Thirteen Ways of Looking at a Woman
In the traffic of twenty city blocks
The only moving thing
Were the hips of a woman.
I was of one mind
Like the gait
Of a woman comprised of insurmountable gestures.
The girl’s black hair whirled in the autumn winds.
The wind was a small part of her pantomime.
A girl and a woman
A girl a woman and a centerfold
I don’t know which to prefer
The inflections of the woman arriving
Or the innuendos of the woman departing
Her lips before
Or just after.
Sunlight brazed the long floorboards
With a barbed light.
The shadow of the woman
Crossed it, to and fro.
Plied by the shadow
An indecipherable desire.
O grinning men of Stoneham,
You who dream under the quarried sinew.
Did you not see the blackbird
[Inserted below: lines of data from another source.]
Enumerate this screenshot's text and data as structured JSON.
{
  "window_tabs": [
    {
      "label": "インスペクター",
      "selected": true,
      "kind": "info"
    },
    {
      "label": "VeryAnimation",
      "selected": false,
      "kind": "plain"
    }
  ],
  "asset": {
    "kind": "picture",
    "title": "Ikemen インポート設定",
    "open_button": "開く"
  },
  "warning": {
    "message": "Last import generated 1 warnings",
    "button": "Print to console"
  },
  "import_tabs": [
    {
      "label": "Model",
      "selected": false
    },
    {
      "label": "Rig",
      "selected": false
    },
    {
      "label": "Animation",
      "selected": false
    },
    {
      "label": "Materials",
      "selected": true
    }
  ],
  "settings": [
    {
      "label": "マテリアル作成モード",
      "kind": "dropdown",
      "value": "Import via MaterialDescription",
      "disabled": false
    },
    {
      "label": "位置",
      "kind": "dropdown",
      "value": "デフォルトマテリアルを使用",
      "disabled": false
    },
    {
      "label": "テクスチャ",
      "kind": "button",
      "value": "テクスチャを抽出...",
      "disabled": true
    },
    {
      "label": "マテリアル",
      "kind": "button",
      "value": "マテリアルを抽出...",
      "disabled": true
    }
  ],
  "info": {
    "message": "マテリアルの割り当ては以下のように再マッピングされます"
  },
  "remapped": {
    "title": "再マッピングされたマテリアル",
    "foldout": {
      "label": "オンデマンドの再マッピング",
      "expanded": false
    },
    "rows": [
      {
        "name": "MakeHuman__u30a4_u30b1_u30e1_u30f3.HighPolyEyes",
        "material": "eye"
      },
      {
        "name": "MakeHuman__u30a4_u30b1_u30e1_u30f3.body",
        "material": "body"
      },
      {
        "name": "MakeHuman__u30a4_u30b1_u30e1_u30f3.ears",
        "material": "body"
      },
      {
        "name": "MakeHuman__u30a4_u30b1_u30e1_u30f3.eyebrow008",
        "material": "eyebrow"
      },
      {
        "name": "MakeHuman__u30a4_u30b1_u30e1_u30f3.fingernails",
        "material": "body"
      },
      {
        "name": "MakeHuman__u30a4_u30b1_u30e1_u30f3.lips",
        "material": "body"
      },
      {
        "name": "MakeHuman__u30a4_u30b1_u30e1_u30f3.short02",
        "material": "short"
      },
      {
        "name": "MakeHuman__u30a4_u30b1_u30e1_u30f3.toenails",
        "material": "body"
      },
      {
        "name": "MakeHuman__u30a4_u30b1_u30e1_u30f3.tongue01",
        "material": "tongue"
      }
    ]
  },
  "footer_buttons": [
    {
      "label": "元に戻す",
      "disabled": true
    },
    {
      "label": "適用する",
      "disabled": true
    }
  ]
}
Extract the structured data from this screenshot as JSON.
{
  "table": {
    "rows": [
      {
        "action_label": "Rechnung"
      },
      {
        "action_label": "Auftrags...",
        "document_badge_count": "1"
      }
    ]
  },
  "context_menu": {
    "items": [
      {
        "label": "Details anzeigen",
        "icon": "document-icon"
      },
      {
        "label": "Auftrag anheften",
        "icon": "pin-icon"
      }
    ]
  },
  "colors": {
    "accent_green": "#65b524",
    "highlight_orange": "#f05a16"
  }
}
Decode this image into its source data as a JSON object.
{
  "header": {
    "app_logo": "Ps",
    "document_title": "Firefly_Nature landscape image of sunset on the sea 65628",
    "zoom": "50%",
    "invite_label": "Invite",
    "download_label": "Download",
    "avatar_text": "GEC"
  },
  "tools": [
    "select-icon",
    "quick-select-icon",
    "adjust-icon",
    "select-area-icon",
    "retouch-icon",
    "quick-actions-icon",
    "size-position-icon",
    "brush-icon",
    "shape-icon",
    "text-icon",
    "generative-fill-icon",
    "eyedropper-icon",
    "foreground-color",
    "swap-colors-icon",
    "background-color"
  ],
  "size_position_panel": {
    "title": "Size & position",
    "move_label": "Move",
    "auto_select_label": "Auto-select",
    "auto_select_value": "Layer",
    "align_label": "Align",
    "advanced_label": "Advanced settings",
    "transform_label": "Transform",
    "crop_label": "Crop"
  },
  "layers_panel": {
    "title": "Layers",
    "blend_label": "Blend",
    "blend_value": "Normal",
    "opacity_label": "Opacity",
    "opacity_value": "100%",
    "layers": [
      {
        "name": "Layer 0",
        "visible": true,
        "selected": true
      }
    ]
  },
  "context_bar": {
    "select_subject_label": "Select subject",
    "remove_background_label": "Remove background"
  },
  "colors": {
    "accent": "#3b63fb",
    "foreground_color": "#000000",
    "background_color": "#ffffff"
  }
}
From the thighs of the women about you?
I build foundations
And stately, imperturbable edifices
But I know
That the woman is not to be contained
By what I build.
When the girl jumped rope
One more among her dilative circles.
At the sight of women
Naked under the green half-moon
The bawds of euphony
Have always cried out sharply.
She rose over Connecticut
In a glass tender.
Once, she was not surprised,
When she mistook
The shadow of her equipage
A blackbird sings.
It is possible a woman moves among the reeds.
Evening was in her hair all
Was in her skin and her red lips incontestable.
Waited in her eyes.
- In the event that readers are not familiar with the poetry of Wallace Stevens, and to prevent the accusation that I have stolen from Stevens, I confess that I have. This poem, or response, or creative critique, is based on Thirteen Ways of Looking at a Blackbird.